- **Task item**
In full and exactly, please return the records, but keep out the pictures.

START Material provided

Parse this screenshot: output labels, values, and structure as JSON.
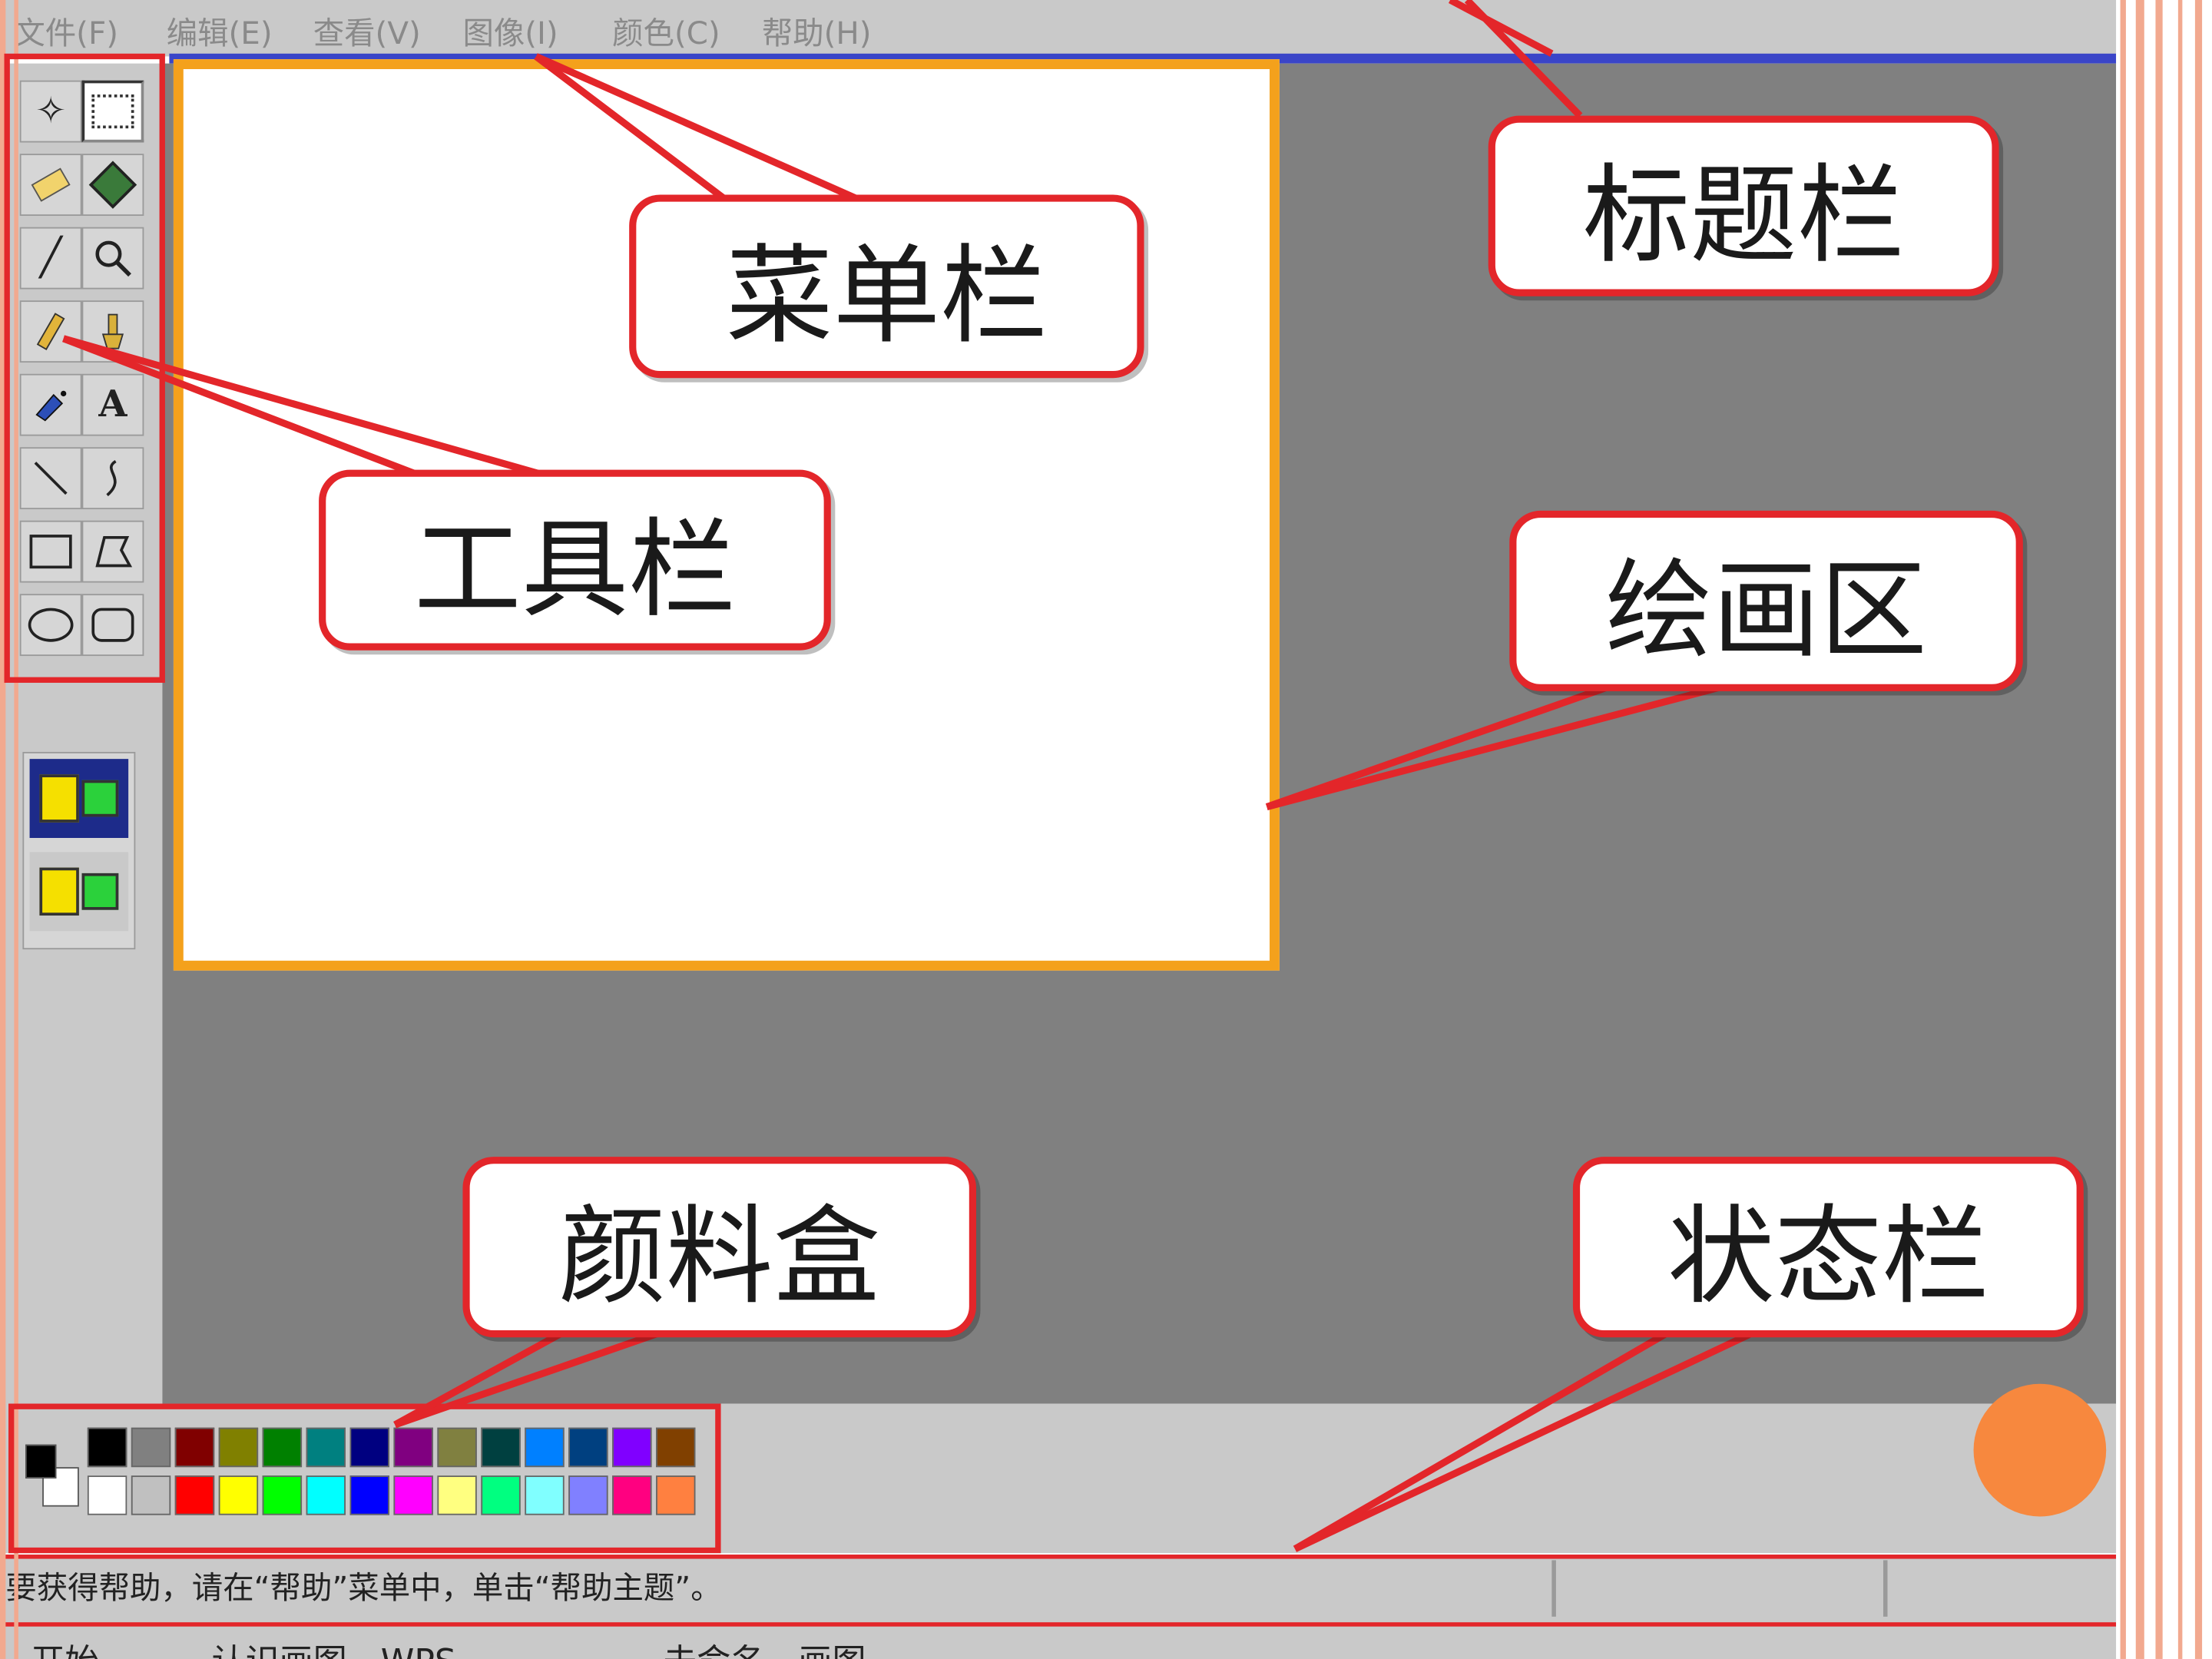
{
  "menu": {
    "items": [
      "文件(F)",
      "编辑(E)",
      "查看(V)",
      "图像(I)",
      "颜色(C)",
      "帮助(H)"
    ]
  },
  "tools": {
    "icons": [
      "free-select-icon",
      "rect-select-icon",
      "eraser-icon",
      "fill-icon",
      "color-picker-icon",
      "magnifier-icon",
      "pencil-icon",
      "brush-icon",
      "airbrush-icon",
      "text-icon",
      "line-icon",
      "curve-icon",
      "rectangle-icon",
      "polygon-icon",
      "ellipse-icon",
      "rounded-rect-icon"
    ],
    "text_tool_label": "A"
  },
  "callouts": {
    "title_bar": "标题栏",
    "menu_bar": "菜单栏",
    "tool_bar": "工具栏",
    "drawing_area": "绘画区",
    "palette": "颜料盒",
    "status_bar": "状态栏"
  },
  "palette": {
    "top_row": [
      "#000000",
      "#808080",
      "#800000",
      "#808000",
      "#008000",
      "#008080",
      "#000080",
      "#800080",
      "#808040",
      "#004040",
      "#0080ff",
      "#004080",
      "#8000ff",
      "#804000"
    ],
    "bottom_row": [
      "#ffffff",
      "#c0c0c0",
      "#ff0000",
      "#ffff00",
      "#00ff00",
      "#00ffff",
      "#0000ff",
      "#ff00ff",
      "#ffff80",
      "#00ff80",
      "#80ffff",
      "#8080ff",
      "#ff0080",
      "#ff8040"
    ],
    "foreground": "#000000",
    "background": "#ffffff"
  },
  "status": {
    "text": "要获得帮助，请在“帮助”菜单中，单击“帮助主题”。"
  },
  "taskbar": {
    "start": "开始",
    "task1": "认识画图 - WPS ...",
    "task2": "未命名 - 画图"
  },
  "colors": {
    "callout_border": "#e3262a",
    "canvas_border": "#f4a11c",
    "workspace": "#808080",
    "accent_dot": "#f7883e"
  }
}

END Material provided

- **Answer to the exercise**
Parse this screenshot: output labels, values, and structure as JSON.
{
  "menu": {
    "items": [
      "文件(F)",
      "编辑(E)",
      "查看(V)",
      "图像(I)",
      "颜色(C)",
      "帮助(H)"
    ]
  },
  "tools": {
    "icons": [
      "free-select-icon",
      "rect-select-icon",
      "eraser-icon",
      "fill-icon",
      "color-picker-icon",
      "magnifier-icon",
      "pencil-icon",
      "brush-icon",
      "airbrush-icon",
      "text-icon",
      "line-icon",
      "curve-icon",
      "rectangle-icon",
      "polygon-icon",
      "ellipse-icon",
      "rounded-rect-icon"
    ],
    "text_tool_label": "A"
  },
  "callouts": {
    "title_bar": "标题栏",
    "menu_bar": "菜单栏",
    "tool_bar": "工具栏",
    "drawing_area": "绘画区",
    "palette": "颜料盒",
    "status_bar": "状态栏"
  },
  "palette": {
    "top_row": [
      "#000000",
      "#808080",
      "#800000",
      "#808000",
      "#008000",
      "#008080",
      "#000080",
      "#800080",
      "#808040",
      "#004040",
      "#0080ff",
      "#004080",
      "#8000ff",
      "#804000"
    ],
    "bottom_row": [
      "#ffffff",
      "#c0c0c0",
      "#ff0000",
      "#ffff00",
      "#00ff00",
      "#00ffff",
      "#0000ff",
      "#ff00ff",
      "#ffff80",
      "#00ff80",
      "#80ffff",
      "#8080ff",
      "#ff0080",
      "#ff8040"
    ],
    "foreground": "#000000",
    "background": "#ffffff"
  },
  "status": {
    "text": "要获得帮助，请在“帮助”菜单中，单击“帮助主题”。"
  },
  "taskbar": {
    "start": "开始",
    "task1": "认识画图 - WPS ...",
    "task2": "未命名 - 画图"
  },
  "colors": {
    "callout_border": "#e3262a",
    "canvas_border": "#f4a11c",
    "workspace": "#808080",
    "accent_dot": "#f7883e"
  }
}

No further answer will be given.